[Given entries]:
==================================================
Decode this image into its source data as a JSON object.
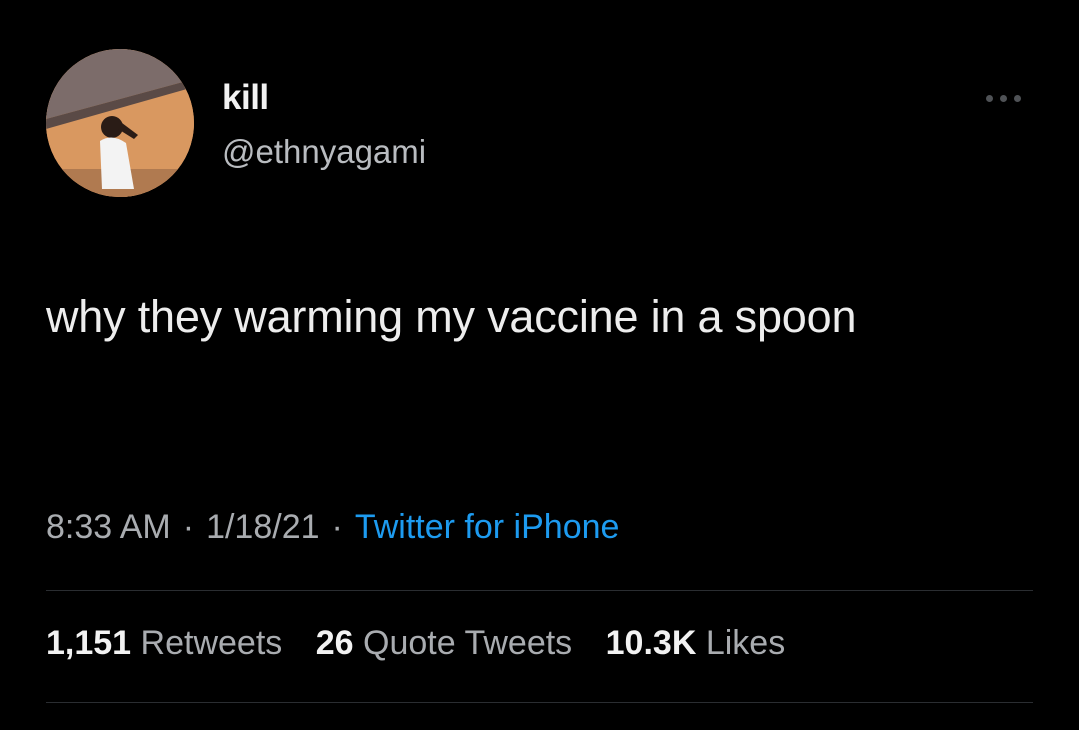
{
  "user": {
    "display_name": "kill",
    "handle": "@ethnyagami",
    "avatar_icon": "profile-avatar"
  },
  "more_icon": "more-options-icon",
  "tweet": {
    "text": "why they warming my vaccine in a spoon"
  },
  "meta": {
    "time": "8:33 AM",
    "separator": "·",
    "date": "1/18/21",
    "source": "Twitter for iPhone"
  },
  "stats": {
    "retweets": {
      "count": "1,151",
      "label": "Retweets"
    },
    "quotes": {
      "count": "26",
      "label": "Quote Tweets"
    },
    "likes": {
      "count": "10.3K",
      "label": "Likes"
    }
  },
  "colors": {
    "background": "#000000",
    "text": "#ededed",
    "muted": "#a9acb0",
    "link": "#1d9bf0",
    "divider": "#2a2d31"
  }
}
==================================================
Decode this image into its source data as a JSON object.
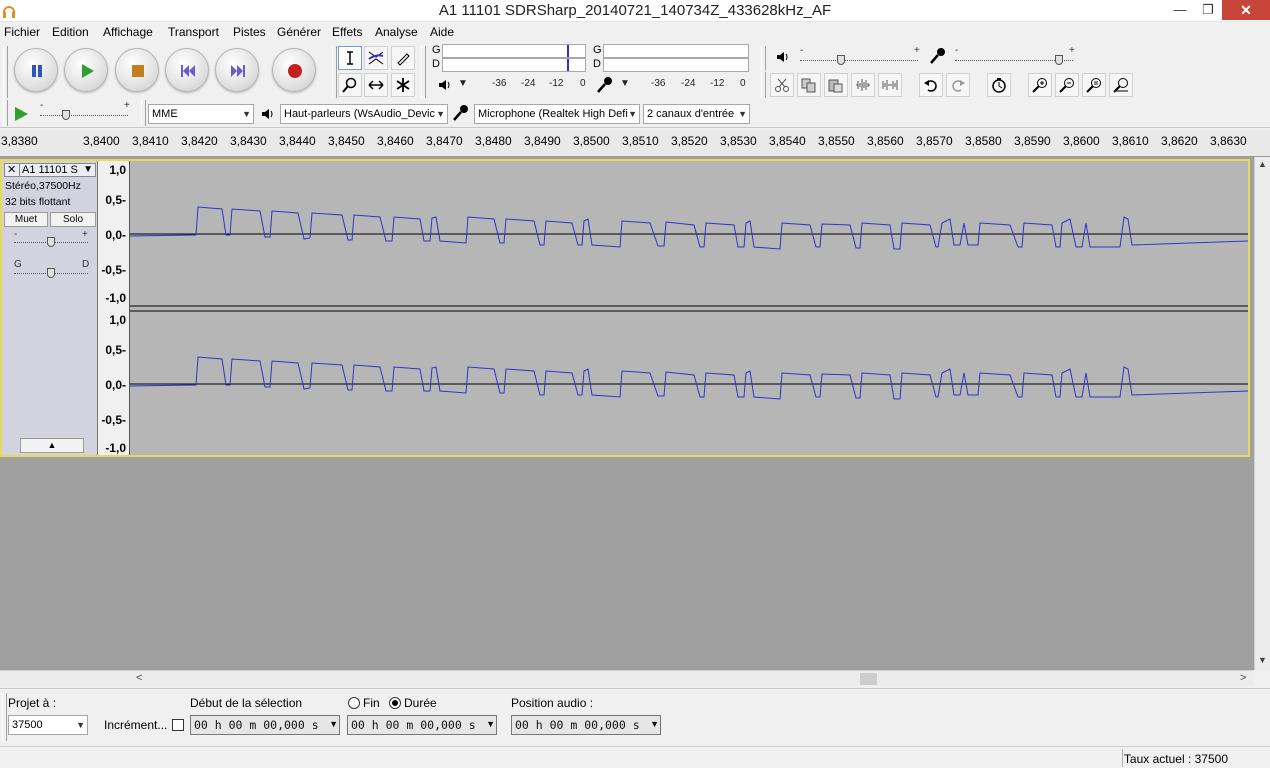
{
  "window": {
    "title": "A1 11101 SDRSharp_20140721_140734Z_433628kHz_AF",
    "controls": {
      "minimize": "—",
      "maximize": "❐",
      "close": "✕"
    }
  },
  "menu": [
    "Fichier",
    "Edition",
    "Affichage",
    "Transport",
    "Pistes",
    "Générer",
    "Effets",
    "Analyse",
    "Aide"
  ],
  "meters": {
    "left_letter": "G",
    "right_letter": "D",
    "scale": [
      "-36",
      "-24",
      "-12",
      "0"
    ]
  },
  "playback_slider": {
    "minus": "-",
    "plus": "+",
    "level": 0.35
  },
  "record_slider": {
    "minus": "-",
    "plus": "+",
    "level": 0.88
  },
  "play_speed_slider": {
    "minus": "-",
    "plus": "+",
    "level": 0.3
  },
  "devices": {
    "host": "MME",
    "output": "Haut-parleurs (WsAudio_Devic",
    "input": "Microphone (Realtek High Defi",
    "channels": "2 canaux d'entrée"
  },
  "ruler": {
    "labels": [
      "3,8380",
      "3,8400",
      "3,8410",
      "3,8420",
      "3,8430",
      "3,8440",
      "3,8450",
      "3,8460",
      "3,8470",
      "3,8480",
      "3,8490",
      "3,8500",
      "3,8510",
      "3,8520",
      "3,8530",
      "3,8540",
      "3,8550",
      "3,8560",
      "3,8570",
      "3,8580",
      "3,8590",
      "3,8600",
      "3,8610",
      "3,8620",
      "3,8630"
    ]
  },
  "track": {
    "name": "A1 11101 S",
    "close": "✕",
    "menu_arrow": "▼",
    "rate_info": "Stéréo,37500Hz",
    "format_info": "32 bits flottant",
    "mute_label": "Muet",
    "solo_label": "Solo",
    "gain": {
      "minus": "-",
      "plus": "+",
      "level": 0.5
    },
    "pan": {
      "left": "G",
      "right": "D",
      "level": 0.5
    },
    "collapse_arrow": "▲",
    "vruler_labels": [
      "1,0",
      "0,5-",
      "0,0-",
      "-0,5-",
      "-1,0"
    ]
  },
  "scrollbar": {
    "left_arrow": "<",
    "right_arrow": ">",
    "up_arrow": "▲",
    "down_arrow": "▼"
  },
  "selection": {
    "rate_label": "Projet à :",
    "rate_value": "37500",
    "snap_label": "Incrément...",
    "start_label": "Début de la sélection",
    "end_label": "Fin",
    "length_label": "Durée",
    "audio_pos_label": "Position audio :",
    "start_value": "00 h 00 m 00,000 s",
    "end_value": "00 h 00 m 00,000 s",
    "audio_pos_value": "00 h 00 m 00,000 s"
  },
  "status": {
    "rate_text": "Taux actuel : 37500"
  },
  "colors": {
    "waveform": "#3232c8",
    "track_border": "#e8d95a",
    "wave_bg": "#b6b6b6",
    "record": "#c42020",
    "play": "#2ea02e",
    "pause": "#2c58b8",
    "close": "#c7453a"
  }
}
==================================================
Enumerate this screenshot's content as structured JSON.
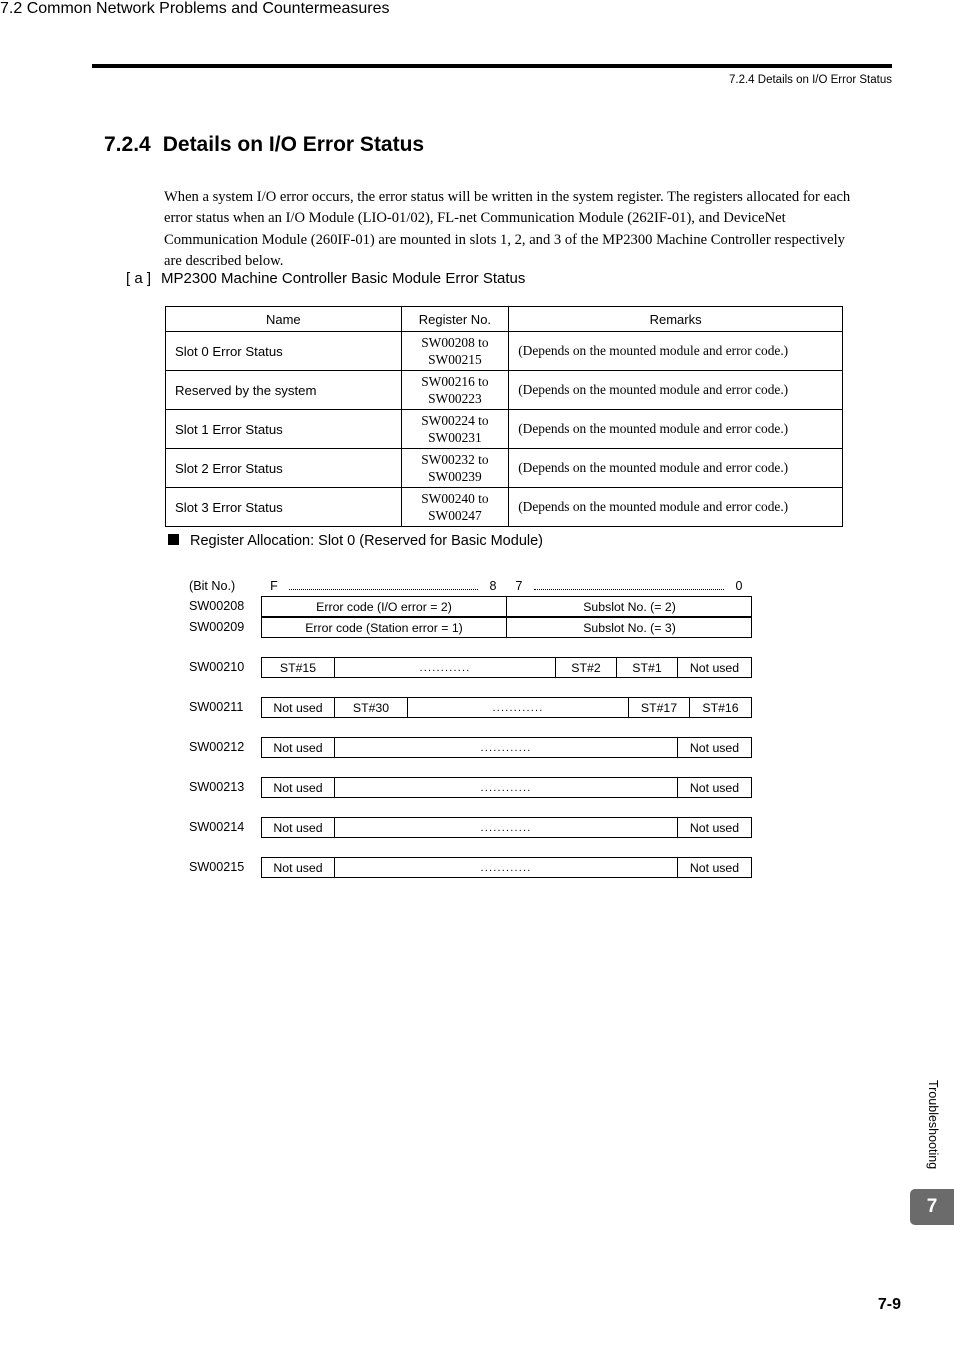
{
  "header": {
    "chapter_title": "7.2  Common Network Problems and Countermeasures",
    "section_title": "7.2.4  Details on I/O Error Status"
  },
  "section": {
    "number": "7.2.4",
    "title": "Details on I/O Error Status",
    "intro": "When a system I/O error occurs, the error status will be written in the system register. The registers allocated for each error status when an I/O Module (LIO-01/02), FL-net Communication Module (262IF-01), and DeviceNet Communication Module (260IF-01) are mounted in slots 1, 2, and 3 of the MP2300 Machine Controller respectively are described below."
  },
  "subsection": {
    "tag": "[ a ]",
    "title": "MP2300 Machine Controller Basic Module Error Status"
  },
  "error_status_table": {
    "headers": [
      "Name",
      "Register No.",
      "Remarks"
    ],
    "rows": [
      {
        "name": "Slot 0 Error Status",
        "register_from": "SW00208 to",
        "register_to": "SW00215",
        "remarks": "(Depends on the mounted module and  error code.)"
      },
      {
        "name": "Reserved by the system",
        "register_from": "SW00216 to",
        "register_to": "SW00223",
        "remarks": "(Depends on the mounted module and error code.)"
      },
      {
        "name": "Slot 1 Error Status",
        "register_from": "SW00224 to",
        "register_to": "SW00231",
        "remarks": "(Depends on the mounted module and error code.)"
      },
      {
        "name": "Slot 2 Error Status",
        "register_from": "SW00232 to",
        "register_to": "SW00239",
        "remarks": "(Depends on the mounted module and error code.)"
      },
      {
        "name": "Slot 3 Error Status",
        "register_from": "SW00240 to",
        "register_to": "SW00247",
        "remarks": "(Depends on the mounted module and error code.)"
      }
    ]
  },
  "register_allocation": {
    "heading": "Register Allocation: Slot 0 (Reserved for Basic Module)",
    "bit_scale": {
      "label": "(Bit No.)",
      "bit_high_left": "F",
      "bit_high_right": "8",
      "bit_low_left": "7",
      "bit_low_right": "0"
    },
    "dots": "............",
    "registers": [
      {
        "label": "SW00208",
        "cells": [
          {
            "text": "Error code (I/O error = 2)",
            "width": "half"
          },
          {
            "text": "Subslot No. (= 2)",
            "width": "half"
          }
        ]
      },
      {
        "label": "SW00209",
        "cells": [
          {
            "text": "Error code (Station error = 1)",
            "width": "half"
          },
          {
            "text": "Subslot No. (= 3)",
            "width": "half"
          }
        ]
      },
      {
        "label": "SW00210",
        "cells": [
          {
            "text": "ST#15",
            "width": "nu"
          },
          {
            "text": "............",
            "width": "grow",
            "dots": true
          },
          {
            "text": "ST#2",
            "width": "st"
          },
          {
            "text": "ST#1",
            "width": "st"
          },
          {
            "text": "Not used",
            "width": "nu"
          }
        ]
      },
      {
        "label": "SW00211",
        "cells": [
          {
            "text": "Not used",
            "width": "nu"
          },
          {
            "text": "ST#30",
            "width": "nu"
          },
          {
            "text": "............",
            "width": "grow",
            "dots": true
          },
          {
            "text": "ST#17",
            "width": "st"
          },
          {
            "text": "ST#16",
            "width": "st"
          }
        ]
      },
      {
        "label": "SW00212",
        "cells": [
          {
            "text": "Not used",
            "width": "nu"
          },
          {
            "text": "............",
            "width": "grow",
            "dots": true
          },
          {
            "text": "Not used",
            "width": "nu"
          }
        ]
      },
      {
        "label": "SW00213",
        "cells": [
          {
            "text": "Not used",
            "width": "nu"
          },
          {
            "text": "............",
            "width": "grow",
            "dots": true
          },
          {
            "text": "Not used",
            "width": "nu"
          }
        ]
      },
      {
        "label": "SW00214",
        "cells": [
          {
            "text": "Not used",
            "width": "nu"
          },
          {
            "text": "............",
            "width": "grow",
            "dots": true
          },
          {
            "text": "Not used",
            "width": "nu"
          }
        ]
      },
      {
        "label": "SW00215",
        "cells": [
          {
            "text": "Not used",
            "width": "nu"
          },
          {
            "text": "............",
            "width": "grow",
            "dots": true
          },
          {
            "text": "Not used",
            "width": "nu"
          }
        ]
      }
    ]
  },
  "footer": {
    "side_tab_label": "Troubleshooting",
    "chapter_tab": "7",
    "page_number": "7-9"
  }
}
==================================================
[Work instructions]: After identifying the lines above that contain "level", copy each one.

[Exercise output]:
    "level": 0.35
    "level": 0.88
    "level": 0.3
      "level": 0.5
      "level": 0.5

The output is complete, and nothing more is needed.